Chipping in for the Warhorses

Tradition of the Warhorse Classic continues

Fred McCormick

There will be an auction, some sunburn and delicious barbecue with plenty of Warhorse pride on display Friday, July 15, at the Black Mountain Golf Course.

Super Bowl champion quarterback, and former Owen star, Brad Johnson grabs some barbecue near the clubhouse during the 2014 Warhorse Classic.

And as it has for the last 30 years, the Warhorse Classic, hosted by the Black Mountain Men's Golf Association, will bring generations of former Owen High School football players together.

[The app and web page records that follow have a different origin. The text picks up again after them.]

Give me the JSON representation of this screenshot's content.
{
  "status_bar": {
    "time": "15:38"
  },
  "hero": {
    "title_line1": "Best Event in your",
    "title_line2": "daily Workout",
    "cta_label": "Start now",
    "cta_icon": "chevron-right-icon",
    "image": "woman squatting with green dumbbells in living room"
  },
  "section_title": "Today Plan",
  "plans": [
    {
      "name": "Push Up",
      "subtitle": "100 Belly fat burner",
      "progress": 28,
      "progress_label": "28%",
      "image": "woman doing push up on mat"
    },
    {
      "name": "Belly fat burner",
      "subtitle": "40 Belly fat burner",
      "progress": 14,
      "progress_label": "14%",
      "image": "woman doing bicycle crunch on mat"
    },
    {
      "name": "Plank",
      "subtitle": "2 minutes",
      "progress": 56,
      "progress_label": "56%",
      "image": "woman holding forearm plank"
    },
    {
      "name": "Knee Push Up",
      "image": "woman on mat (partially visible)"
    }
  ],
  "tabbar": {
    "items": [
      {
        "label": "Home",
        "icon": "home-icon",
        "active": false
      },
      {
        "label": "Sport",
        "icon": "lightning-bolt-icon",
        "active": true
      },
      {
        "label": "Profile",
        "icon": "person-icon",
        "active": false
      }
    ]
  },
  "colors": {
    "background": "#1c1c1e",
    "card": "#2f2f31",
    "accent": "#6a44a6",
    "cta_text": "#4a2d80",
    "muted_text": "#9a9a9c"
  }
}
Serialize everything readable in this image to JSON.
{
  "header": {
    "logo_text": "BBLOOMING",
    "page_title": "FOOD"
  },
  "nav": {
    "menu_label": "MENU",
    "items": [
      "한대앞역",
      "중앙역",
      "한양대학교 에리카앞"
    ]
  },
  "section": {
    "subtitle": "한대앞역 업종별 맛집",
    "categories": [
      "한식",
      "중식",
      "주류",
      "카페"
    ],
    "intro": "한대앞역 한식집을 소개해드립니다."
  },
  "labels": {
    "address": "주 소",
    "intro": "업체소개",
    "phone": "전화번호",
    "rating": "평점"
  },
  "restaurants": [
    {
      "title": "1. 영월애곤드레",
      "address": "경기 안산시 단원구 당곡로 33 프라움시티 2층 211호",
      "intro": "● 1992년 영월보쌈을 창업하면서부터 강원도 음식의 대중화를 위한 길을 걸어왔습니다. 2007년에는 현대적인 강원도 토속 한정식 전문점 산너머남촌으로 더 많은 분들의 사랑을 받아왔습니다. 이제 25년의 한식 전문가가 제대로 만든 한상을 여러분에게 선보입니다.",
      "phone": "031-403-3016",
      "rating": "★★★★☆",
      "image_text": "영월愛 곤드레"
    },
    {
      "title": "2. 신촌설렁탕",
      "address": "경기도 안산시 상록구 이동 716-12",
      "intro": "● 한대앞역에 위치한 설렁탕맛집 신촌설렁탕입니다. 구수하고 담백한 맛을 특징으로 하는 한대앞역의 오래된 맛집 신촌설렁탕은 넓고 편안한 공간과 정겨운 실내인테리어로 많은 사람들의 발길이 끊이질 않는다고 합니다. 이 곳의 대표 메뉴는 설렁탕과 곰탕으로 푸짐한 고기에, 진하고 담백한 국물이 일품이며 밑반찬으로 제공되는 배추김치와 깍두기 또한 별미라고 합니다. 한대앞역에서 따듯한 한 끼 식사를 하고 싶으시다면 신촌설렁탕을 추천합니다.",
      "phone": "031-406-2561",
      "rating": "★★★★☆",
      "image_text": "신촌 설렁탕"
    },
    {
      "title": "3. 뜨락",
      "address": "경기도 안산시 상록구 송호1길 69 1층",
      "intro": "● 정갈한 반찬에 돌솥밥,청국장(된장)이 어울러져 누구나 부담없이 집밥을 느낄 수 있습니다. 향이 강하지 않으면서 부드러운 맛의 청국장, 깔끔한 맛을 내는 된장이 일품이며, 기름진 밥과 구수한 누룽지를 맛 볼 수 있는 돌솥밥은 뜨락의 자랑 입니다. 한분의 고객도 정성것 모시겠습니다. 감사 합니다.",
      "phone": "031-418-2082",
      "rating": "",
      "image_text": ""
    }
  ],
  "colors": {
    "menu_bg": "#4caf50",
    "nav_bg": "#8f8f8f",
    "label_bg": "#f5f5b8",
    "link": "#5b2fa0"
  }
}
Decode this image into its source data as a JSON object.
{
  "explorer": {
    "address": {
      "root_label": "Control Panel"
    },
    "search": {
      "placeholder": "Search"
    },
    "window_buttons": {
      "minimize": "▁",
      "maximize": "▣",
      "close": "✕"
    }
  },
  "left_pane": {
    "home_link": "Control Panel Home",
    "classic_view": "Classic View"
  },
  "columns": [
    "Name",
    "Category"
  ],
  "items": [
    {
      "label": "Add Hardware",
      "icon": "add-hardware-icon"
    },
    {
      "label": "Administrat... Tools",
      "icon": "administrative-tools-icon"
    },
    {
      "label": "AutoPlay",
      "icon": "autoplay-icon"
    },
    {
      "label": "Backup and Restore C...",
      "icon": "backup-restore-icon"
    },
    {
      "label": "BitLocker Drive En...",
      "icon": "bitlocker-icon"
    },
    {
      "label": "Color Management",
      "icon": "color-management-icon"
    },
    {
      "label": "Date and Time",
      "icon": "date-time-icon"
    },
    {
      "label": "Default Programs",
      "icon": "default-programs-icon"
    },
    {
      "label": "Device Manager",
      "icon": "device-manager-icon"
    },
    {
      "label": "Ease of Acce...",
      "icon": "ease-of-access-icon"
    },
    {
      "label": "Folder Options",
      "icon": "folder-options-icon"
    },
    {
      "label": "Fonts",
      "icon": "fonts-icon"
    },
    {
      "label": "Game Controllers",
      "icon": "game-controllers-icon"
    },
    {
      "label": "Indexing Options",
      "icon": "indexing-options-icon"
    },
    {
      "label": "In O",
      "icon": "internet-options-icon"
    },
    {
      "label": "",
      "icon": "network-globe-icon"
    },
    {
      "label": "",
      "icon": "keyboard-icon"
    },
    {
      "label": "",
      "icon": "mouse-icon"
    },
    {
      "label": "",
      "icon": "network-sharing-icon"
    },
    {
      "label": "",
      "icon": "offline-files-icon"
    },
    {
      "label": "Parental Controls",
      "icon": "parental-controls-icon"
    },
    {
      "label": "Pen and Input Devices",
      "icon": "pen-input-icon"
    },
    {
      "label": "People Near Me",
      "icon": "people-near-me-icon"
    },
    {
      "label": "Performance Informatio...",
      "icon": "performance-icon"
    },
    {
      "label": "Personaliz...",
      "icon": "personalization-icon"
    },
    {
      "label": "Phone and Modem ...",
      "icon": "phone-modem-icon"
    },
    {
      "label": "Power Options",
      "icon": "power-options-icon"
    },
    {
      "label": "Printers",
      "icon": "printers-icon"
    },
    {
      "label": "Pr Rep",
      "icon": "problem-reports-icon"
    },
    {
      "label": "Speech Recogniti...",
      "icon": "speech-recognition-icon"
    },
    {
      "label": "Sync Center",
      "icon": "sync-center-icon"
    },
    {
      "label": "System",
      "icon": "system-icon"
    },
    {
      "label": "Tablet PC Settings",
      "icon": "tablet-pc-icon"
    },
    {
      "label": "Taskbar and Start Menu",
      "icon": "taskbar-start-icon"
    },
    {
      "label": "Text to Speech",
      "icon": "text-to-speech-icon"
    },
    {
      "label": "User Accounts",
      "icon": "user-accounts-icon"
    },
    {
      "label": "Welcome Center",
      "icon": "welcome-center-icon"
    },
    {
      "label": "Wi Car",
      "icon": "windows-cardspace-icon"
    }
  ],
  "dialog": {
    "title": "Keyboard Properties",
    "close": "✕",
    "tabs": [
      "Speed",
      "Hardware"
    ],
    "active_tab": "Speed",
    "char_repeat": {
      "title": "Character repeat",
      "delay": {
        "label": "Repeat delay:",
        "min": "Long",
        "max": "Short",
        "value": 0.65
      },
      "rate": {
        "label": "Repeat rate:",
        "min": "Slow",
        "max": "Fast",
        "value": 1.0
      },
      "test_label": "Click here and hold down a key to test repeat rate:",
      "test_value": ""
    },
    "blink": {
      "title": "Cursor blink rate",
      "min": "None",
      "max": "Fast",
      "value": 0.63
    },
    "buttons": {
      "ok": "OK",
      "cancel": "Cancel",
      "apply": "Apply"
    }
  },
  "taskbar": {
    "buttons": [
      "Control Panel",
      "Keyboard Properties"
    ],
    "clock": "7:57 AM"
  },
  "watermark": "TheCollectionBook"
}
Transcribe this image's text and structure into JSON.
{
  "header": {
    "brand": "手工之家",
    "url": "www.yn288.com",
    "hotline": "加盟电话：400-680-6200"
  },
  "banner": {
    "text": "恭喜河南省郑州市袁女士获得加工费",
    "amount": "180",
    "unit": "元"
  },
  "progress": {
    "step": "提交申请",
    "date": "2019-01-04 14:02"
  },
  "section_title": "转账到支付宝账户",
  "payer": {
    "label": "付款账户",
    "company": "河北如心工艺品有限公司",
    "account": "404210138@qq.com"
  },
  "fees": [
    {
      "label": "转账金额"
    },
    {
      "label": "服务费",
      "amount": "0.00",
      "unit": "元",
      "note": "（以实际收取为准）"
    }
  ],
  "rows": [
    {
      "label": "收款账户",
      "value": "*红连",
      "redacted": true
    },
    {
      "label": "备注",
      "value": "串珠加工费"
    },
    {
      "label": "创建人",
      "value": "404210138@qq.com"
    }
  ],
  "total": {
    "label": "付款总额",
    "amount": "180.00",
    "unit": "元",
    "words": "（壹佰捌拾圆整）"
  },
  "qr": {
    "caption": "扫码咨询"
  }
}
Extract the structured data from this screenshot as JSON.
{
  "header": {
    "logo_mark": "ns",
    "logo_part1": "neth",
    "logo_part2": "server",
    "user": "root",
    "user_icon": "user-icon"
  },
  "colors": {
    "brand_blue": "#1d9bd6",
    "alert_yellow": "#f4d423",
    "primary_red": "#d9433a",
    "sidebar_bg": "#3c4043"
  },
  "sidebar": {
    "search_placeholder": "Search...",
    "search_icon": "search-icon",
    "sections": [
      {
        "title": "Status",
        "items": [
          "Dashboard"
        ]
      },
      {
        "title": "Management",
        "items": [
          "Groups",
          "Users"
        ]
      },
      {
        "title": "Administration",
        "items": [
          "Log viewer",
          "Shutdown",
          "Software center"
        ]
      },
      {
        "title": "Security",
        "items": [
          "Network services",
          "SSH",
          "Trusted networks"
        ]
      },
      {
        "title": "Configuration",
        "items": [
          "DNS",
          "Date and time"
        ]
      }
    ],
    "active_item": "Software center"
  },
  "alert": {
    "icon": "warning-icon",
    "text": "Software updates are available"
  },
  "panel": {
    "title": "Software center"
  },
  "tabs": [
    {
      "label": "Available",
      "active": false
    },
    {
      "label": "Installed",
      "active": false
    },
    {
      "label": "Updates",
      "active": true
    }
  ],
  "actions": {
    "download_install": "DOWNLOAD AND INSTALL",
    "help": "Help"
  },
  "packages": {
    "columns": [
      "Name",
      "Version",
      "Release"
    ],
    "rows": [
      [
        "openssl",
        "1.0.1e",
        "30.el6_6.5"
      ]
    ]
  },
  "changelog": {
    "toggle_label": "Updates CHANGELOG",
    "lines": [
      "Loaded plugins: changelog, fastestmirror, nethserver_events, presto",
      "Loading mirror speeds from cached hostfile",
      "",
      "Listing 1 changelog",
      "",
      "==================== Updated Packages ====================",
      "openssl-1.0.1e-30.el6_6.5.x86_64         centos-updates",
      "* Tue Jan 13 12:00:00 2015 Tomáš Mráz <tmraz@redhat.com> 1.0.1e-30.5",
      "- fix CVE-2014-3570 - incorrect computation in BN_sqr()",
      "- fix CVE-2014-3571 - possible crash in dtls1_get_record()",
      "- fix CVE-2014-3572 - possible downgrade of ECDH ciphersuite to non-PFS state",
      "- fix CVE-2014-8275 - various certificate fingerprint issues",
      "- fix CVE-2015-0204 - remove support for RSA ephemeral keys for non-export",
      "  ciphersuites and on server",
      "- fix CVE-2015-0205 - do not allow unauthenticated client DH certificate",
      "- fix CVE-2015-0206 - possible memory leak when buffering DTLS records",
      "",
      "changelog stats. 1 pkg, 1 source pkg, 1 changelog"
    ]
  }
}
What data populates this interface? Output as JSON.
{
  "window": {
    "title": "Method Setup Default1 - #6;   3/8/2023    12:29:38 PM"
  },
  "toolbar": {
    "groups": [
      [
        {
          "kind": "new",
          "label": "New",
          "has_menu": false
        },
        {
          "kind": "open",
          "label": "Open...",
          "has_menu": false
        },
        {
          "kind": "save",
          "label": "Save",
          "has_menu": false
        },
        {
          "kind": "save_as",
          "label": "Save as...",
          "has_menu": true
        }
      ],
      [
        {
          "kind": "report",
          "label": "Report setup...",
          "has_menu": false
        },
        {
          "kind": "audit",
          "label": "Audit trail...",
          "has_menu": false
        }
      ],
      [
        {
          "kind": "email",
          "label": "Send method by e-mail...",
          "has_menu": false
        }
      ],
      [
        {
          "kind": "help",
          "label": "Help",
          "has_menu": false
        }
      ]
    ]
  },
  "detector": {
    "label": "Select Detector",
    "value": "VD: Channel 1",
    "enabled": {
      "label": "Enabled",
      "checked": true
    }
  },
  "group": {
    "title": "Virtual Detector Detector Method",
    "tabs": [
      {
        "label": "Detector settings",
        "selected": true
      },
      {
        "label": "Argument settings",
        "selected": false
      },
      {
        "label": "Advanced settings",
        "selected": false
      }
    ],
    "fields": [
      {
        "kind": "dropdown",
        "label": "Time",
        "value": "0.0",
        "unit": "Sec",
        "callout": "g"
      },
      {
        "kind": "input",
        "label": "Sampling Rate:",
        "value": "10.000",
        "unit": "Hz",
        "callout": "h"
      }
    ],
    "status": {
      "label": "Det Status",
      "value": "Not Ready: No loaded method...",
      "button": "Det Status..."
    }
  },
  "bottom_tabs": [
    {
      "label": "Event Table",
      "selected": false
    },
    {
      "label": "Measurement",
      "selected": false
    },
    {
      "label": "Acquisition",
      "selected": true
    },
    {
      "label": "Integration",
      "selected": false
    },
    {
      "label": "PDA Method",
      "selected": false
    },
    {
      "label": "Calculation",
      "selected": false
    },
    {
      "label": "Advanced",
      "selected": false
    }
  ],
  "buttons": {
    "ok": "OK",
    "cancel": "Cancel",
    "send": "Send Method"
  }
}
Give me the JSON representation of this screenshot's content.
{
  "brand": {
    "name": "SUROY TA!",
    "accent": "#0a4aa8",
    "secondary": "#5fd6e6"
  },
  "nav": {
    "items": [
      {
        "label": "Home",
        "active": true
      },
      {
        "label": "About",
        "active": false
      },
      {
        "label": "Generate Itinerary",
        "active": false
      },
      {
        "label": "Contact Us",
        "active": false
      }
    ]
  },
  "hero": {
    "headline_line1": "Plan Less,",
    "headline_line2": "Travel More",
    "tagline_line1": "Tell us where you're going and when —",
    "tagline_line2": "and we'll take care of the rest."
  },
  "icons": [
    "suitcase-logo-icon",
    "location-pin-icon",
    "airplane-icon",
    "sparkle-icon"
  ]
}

"You've got a lot of older Warhorses that have been playing in that thing for 20-plus years," said Nathan Padgett, entering his second year as head coach of the Owen team. "You even have guys that played coming in from out of town, and this will be the only tournament they play in. We're really fortunate to have the association support our program like this."

The tournament dates back to the end of former Warhorse coach Kenny Ford's first season on the sidelines. And Padgett wants Ford to be involved "as long as he's willing to do it for us."

Kenny Ford will focus his attention on organizing the Warhorse Classic this year.

Ford is proud to keep the tradition alive.

"You don't see a lot of golf tournaments go for 30 years," Ford said. "But this one is still popular."

Ford's goal is to have around 25 teams signed up this year. And many of those people will be familiar to one another.

"This tournament is really a good way to catch up with your buddies," he said. "A lot of former players and a lot of people that have always contributed to the program, like working on the chain gang, and former athletes from other sports, show up."

Lunch is provided with the entry fee ($100 per person or $400 per team) and play begins at noon with a shotgun start. And then golf balls and memories start to fly.

"It's a lot of people that have grown up together," Ford said. "There are a lot of folks playing in the tournament that are kids that I've coached or guys that I played with, and there are guys playing that I grew up watching and admiring."

One of those guys that played for Ford is Padgett, who holds a unique perspective as a former player and current head coach.

"It was a little overwhelming last year because I got to see so many people that I hadn't seen in a long time," Padgett said. "It is a little surreal when you think about it. Sometimes I still feel like I'm living in a dream world. You hear that saying 'Once a Warhorse, always a Warhorse,' and there's a lot of truth to that. There's a special bond between us."

And the nostalgia that results from getting together for the tournament is fueled by barbecue when play ends.

"That cookout on the 10th hole is one of the most special things about the tournament," Ford said. "I know that's a treat to a lot of the people."

Mayor Mike Sobol and Mike Raines typically run the grill throughout the day, preparing for dinner for those in attendance.

"Mike Sobol won't be able to make it this year," Ford said. "But Mike Raines and the guys will be there."

After dinner, winners are announced and cash prizes are awarded. Last year, Greg Parker played with a team from Appalachian Tool, and he "won it by himself," according to Ford.

"He just qualified for the U.S. Senior Open," Ford said. "I was his golf coach at McDowell. Him qualifying for the Senior Open is a big thing."

And what Padgett recalls the winning group donating their earnings right back to the Warhorses, a gracious gesture in the spirit of the tournament.

An auction will be held following dinner to help raise additional funds for the team, another tradition that will remain unchanged.

"There will be some great stuff there," Padgett said. "A lot of people are helping support the team."